Osteoporosis and exercise should go together, but for effectiveness and safety, it must be the right type. Pilates is an excellent form of exercise for people with osteoporosis, as individual exercises can be performed at many different levels of intensity, enabling people to progress in a controlled manner and at their own pace. The weight bearing, balance and core stability elements of Pilates are especially helpful to people with osteoporosis.
Good technique is important to keep the back in alignment; this is especially important for people with osteoporosis. Correct technique when squatting, and also when getting up and down off the floor is very important. Avoid bending and stooping. Instead keep the back straight and use the legs to support the movement. In order to complete the above moves correctly the core muscles need to be engaged as well as the legs.
Balance work is a great way to improve stability, and one legged standing is also more weight bearing than standing on both feet. This helps to work the stabilisers in the legs and the core muscles of the middle (Transverse Abdominis (TVA) to hold the position. This will have 3 benefits:
- Lessens the likelihood of falling.
- Strengthens the muscles.
- Improves confidence to keep active and mobile.
There are several exercises on the mat which will help strengthen the abdominals, plus the arms and legs. These are also weight bearing for the arms and hips. The good old plank is a great example. Planking primarily strengthens the TVA, but also the wrists if completed on the hands, plus the shoulders are also working to hold the position. This can be done in a box position, three quarter or full plank, depending on your fitness. It can also be performed on the elbows if the hands are too weak. There is always a harder lever to progress to over time! (The plank can also be completed against a wall if you are not able to go to the floor.)
If you would like more information on other exercises, osteoporosis and exercise, as well as an individual posture analysis, please do get in touch with me. I have already helped many of my 1:1 clients with osteoporosis improve their quality of life, and want to help more people learn how to live with this condition and keep active and healthy.
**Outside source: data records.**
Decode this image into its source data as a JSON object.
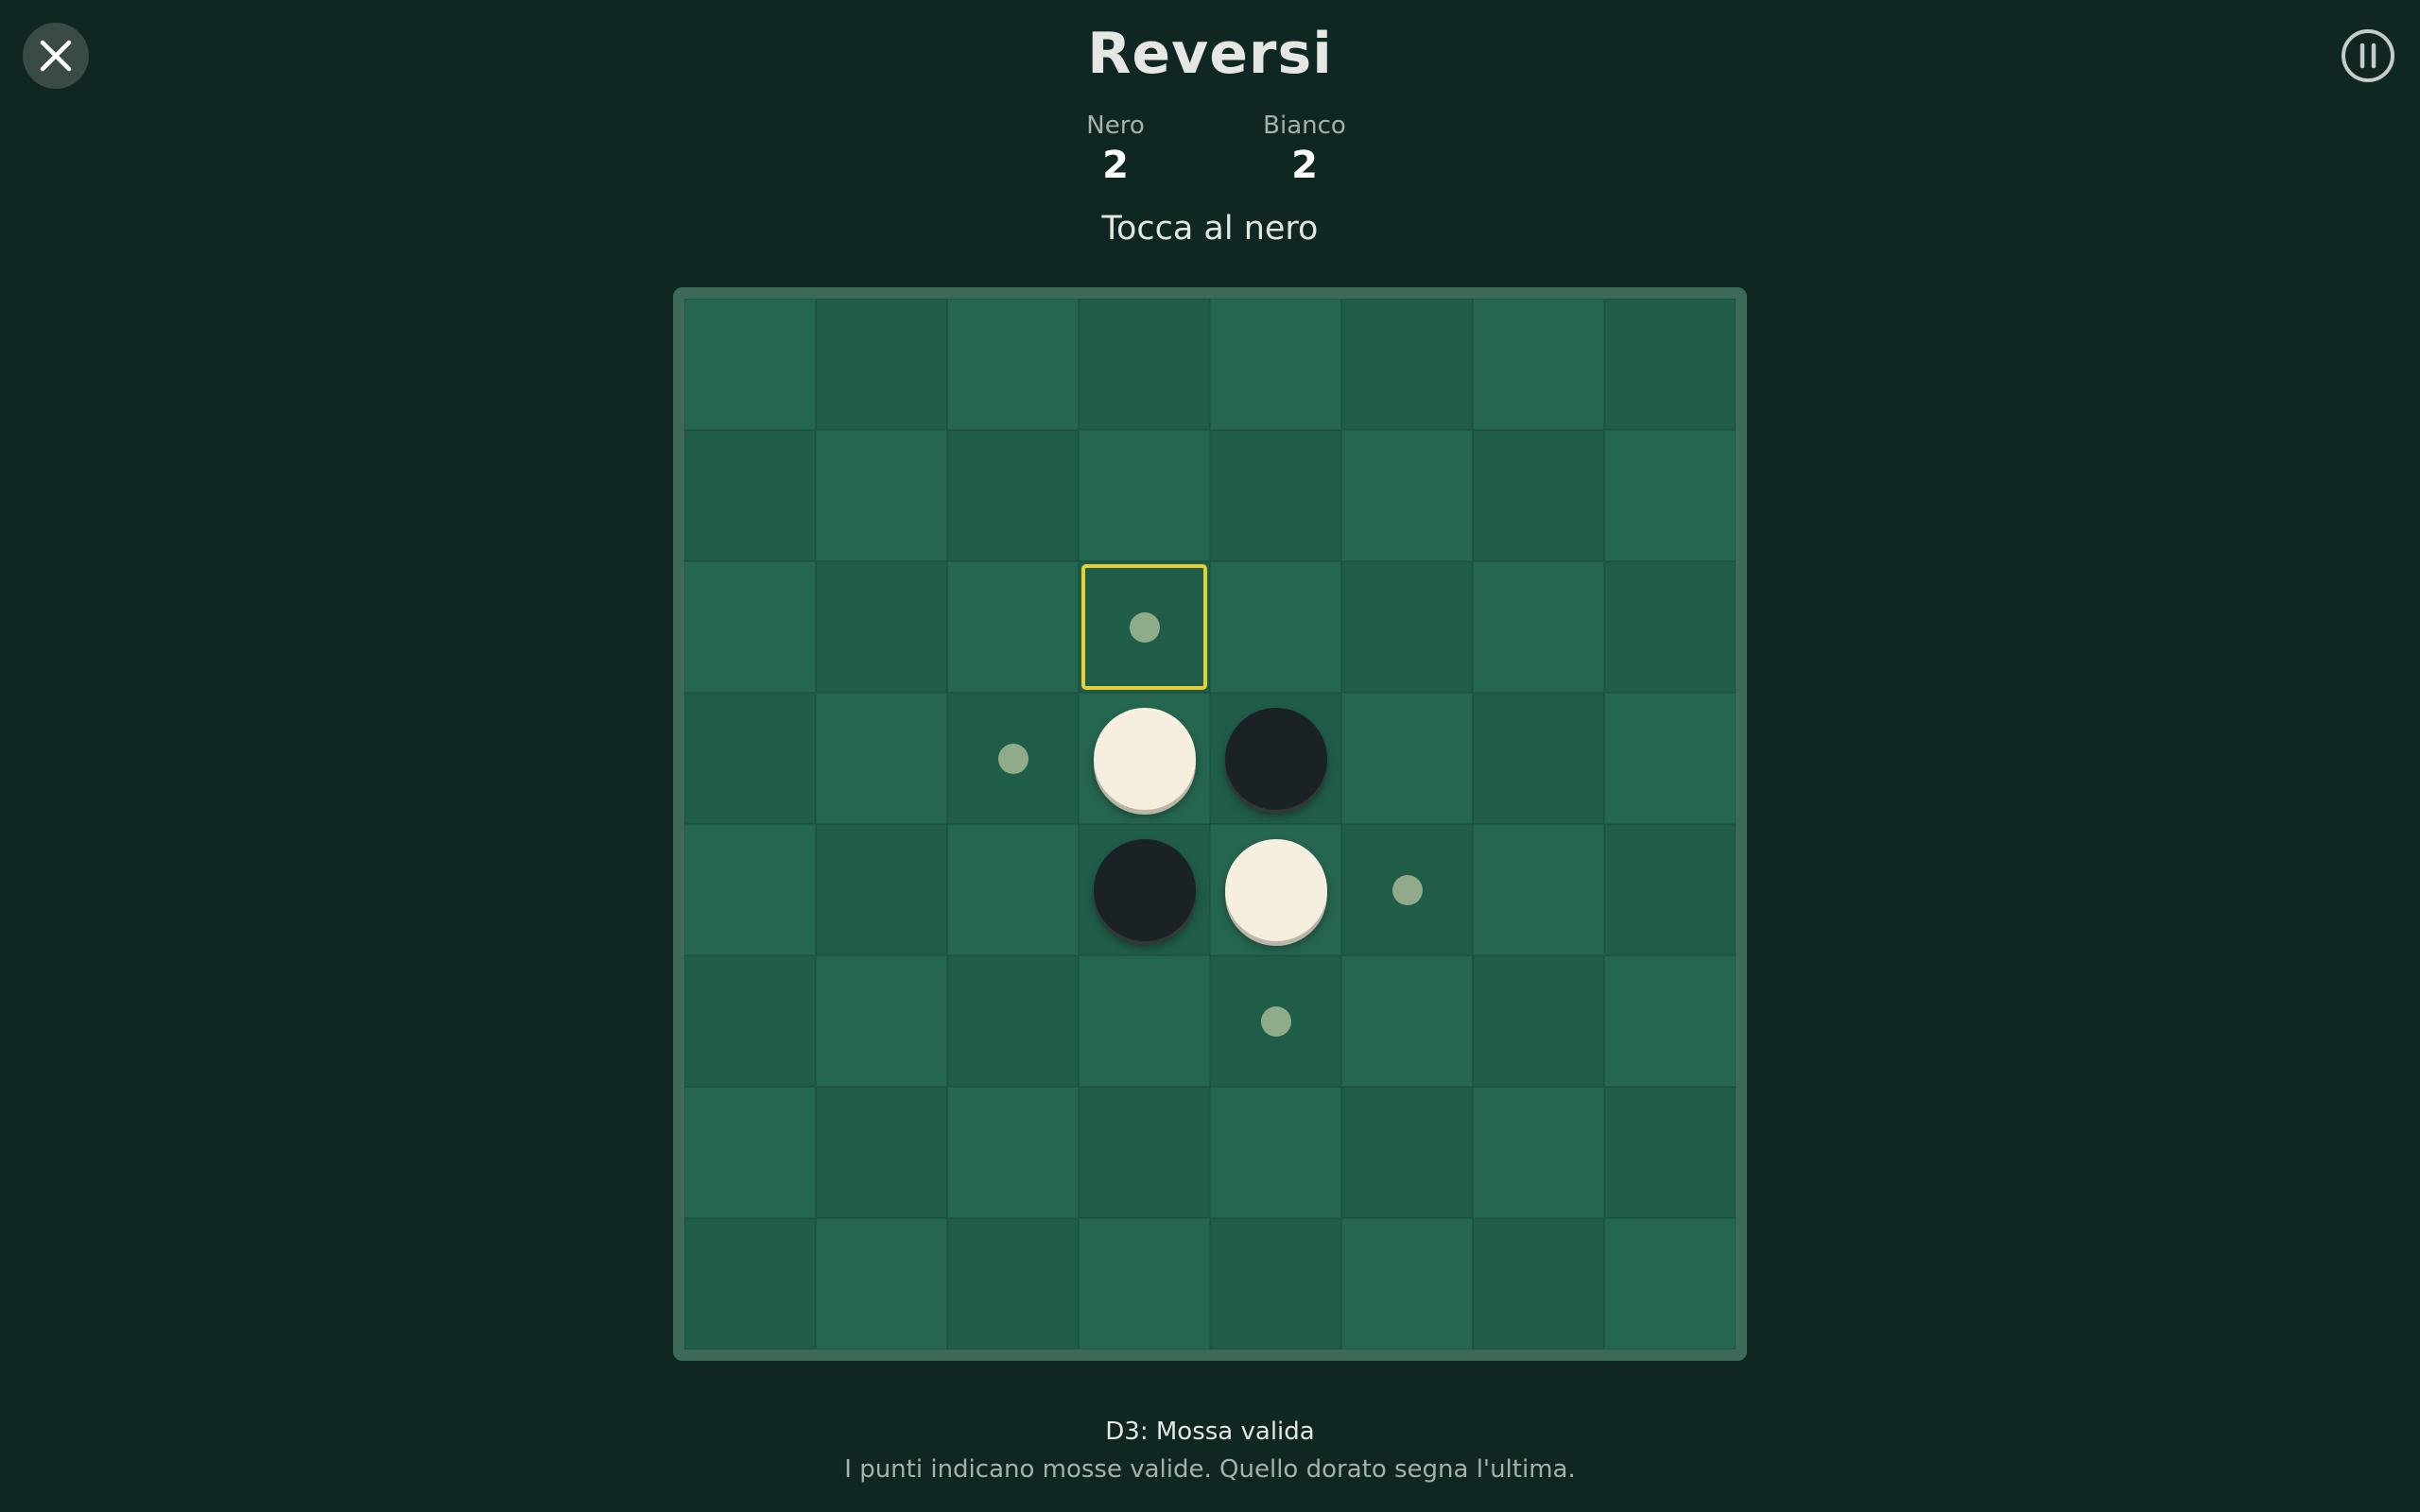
{
  "header": {
    "title": "Reversi",
    "close_icon": "close-icon",
    "pause_icon": "pause-icon"
  },
  "score": {
    "black_label": "Nero",
    "black_value": "2",
    "white_label": "Bianco",
    "white_value": "2"
  },
  "turn_text": "Tocca al nero",
  "board": {
    "rows": 8,
    "cols": 8,
    "discs": [
      {
        "row": 3,
        "col": 3,
        "color": "white"
      },
      {
        "row": 3,
        "col": 4,
        "color": "black"
      },
      {
        "row": 4,
        "col": 3,
        "color": "black"
      },
      {
        "row": 4,
        "col": 4,
        "color": "white"
      }
    ],
    "valid_moves": [
      {
        "row": 2,
        "col": 3
      },
      {
        "row": 3,
        "col": 2
      },
      {
        "row": 4,
        "col": 5
      },
      {
        "row": 5,
        "col": 4
      }
    ],
    "highlighted": {
      "row": 2,
      "col": 3
    },
    "colors": {
      "light": "#256650",
      "dark": "#205d49",
      "highlight": "#e6cf36",
      "hint": "#8fab8a"
    }
  },
  "footer": {
    "status": "D3: Mossa valida",
    "help": "I punti indicano mosse valide. Quello dorato segna l'ultima."
  }
}
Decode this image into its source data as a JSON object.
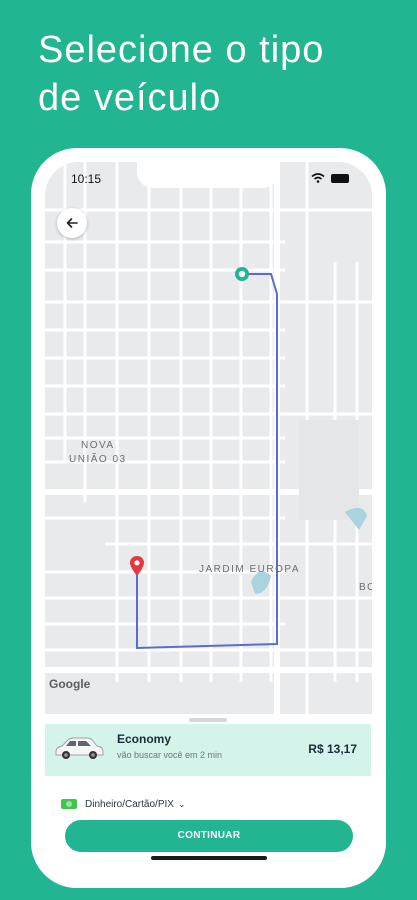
{
  "headline": {
    "line1": "Selecione o tipo",
    "line2": "de veículo"
  },
  "status_bar": {
    "time": "10:15"
  },
  "map": {
    "labels": {
      "nova_uniao_1": "NOVA",
      "nova_uniao_2": "UNIÃO 03",
      "jardim_europa": "JARDIM EUROPA",
      "bo": "BO"
    },
    "attribution": "Google",
    "route_color": "#5b6ad6",
    "origin_color": "#22b592",
    "destination_color": "#e5393f"
  },
  "ride_option": {
    "name": "Economy",
    "eta": "vão buscar você em 2 min",
    "price": "R$ 13,17"
  },
  "payment": {
    "method": "Dinheiro/Cartão/PIX"
  },
  "cta": {
    "label": "CONTINUAR"
  },
  "colors": {
    "brand": "#22b592",
    "selected_option_bg": "#d4f3ea"
  },
  "icons": [
    "back-arrow-icon",
    "location-pin-icon",
    "origin-marker-icon",
    "car-icon",
    "cash-icon",
    "chevron-down-icon",
    "wifi-icon",
    "battery-icon"
  ]
}
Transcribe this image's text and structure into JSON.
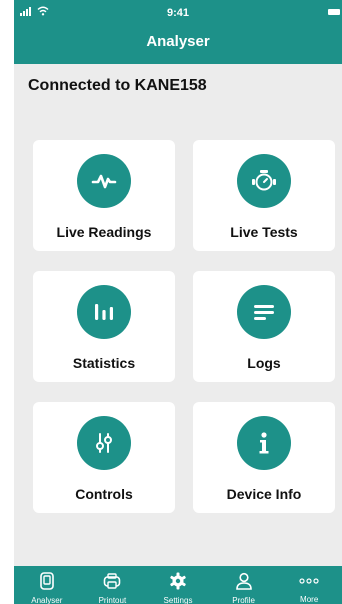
{
  "status_bar": {
    "time": "9:41"
  },
  "header": {
    "title": "Analyser"
  },
  "connection": {
    "text": "Connected to KANE158"
  },
  "tiles": [
    {
      "label": "Live Readings",
      "icon": "pulse-icon"
    },
    {
      "label": "Live Tests",
      "icon": "gauge-icon"
    },
    {
      "label": "Statistics",
      "icon": "bar-chart-icon"
    },
    {
      "label": "Logs",
      "icon": "list-icon"
    },
    {
      "label": "Controls",
      "icon": "sliders-icon"
    },
    {
      "label": "Device Info",
      "icon": "info-icon"
    }
  ],
  "nav": [
    {
      "label": "Analyser",
      "icon": "analyser-icon"
    },
    {
      "label": "Printout",
      "icon": "printer-icon"
    },
    {
      "label": "Settings",
      "icon": "gear-icon"
    },
    {
      "label": "Profile",
      "icon": "user-icon"
    },
    {
      "label": "More",
      "icon": "more-icon"
    }
  ],
  "colors": {
    "primary": "#1d9189",
    "background": "#ececec",
    "tile": "#ffffff"
  }
}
Useful links for additional reading
- National Osteoporosis Foundation
- National Institute for Aging
- National Osteoporosis Society
- Publications which can be downloaded